VAUGHAN – An Island-trained pharmacist is working in the intensive care unit (ICU) at Ontario’s first designated COVID-19 hospital and says although the growing third wave is deeply straining the health care sector, her training at Manitoulin Health Centre (MHC) has prepared her for the most challenging health crisis in a generation.
“When I had interviewed for this specific critical care position, I was told that my experience on the Island at MHC was one of the reasons why I’d be a really successful person in the ICU, because the training I got is unlike any other training program available to graduating pharmacy students,” said Naushin Hooda, the clinical liaison critical care pharmacist (which is to say, the full-time ICU pharmacist) at the COVID hospital.
Dr. Hooda, who completed a placement at MHC in 2019 as part of her University of Waterloo doctor of pharmacy degree, applied to work at Cortellucci Vaughan Hospital before it transitioned into the province’s designated COVID-19 care centre.
It fulfilled a lot of her goals: it is Ontario’s first ‘smart hospital,’ filled with modern technologies that can better aid health care staff in improving health outcomes, the team leading the centre seemed forward-thinking and innovative, which spoke to her interests as a new pharmacist, and it was also close to home.
There were two pharmacist positions available at the time: the ICU position or a floating role between different departments. Dr. Hooda felt specializing in one area would suit her better so she opted for that position, though the ICU still has a large degree of variety.
“ICU is one of the most challenging therapeutic areas you can go in. It’s a completely different style of medicine because you’re no longer treating a single condition; there’s often multiple, and some get treated at the detriment of others so there’s a huge balance involved,” she said.
When Ontario declared the Vaughan hospital the main COVID-19 treatment centre in early February, just after she started working there, she knew she was in for a challenge.
“Most survival rates in ICU are lower than other units and, by nature of that, there’s a bit of an emotional toll you experience every day,” Dr. Hooda said. “Most of my patients are ventilated and they’re sedated as well, so I don’t even get to speak with the patients or really see many positive outcomes.”
As many doctors have attested in recent weeks, the average age of COVID-19 patients in hospitals is dropping fast. While the first two waves of the virus have largely had their worst impacts on older populations, new variants of concern that are driving the third wave are ferociously impacting younger people.
This is partly because many young people work in public-facing jobs that Ontario has deemed ‘essential’ despite a recent shutdown (a new lockdown category that Ontario introduced at the beginning of the month), and partly because young people tend to have more social contacts than older demographics.
Additionally, the new variants seem to spread much easier and cause more severe illness than the original strain of the virus.
“The (ages of) patients are getting younger that are coming into the ICU,” she said. “We’re starting to see whole families in ICU; mom, dad and kids.”

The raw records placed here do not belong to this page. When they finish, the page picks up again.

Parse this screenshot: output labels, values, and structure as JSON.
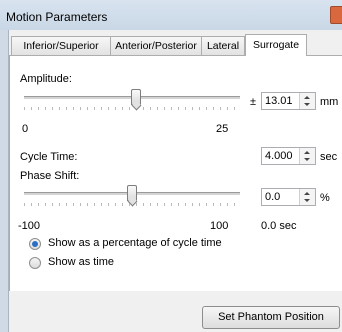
{
  "window": {
    "title": "Motion Parameters",
    "close_icon": "close-icon"
  },
  "tabs": [
    {
      "label": "Inferior/Superior",
      "active": false
    },
    {
      "label": "Anterior/Posterior",
      "active": false
    },
    {
      "label": "Lateral",
      "active": false
    },
    {
      "label": "Surrogate",
      "active": true
    }
  ],
  "amplitude": {
    "label": "Amplitude:",
    "min_label": "0",
    "max_label": "25",
    "prefix": "±",
    "value": "13.01",
    "unit": "mm",
    "slider_level": 0.52
  },
  "cycle_time": {
    "label": "Cycle Time:",
    "value": "4.000",
    "unit": "sec"
  },
  "phase_shift": {
    "label": "Phase Shift:",
    "min_label": "-100",
    "max_label": "100",
    "value": "0.0",
    "unit": "%",
    "time_readout": "0.0 sec",
    "slider_level": 0.5
  },
  "options": [
    {
      "label": "Show as a percentage of cycle time",
      "selected": true
    },
    {
      "label": "Show as time",
      "selected": false
    }
  ],
  "set_phantom_button": "Set Phantom Position",
  "colors": {
    "selected_radio": "#2a6ec4",
    "close_button": "#d9683f"
  }
}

The hospital has closed off many of its other services and transferred those to other hospitals in York Region’s Mackenzie Health system, allowing the ICU to expand into other areas.
“We want to be part of speaking to patients, helping them transition to getting back home, but now in the ICU (‘home’ is) not the terminology we use. Now it’s about how we can keep them alive and get them well enough to transition to another part of the hospital,” said Dr. Hooda.
She is the only full-time pharmacist in the ICU, alongside two others that spend some of their time in that area. There are, however, other pharmacists elsewhere in the hospital that can offer advice and support when needed.
The small staff means many long hours, such as an Easter Sunday shift, and being available in off-hours in case the pharmacist on shift needs advice or suggestions.
“It is exhausting. I think I just try to stay hopeful that it’s going to end soon, and knowing that the role I have is actually making a huge difference in people’s and families’ lives,” she said.
Much of her downtime involves learning new best practices that seem to change on a daily basis as the knowledge base evolves.
Dr. Hooda recently got her second vaccine dose. While it was a relief to lower her risk of bringing the virus home to her family, she said it hasn’t had a major impact on the morale of her team.
“With the people I work with, we came into health care not because we were worried about ourselves but because we care about others. Being vaccinated protects us, yes, but we’ve always been most worried about the people out there,” she said, and credited her teams for their ongoing support and hard work to adapt as best they can.
“It’s one thing to go through something that’s really scary and really new and uncertain, but another to have people by your side going through the exact same thing as you and being open to answering any questions.”
She credits two main parts of her Island placements at MHC and Guardian Pharmacy as key to her success in ICU. First, reporting directly to MHC physicians, rather than having an experienced pharmacist as an intermediary (as is common practice in placements), forced her to learn quickly and make decisions based on her best judgement of the situation.
Second, MHC offered an interdisciplinary practi-cum that involved working with other departments and the hospital administration to create a holistic way to address care needs.
“When you’re in the ICU, the model is very similar in that you’re expected to be a pharmacotherapy expert and answer questions related to drug therapy without hesitation. The model on Manitoulin is very similar to an ICU,” she said.
Dr. Hooda said she is very thankful for the “once-in-a-lifetime” opportunity at MHC and for the organizers at University of Waterloo for planning that rotation.
“That was the single training I had prior to being an ICU pharmacist; without it, I don’t know if I could have accepted the role I am in,” she said. “My manager was right, my experience on the Island prepared me so well. I couldn’t have asked for a better experience.”
Her education journey continues. In the midst of her shifts at Cortellucci Vaughan Hospital, she is working toward a master of public health degree at Johns Hopkins University’s Bloomberg School of Public Health.
The school has allowed her to take a reduced course load and instructors have accommodated her work situation, a comforting measure for Dr. Hooda.
Many health care workers have urged the public to follow public health measures as case numbers grow rapidly across Ontario, hospitals exceed capacity and staff, the most fragile part of the care scheme, face widespread burnout.
Staying home unless necessary, limiting social contacts, frequent handwashing, wearing masks and staying two metres apart from others are small measures that can prevent spreading COVID-19, including the newer variants.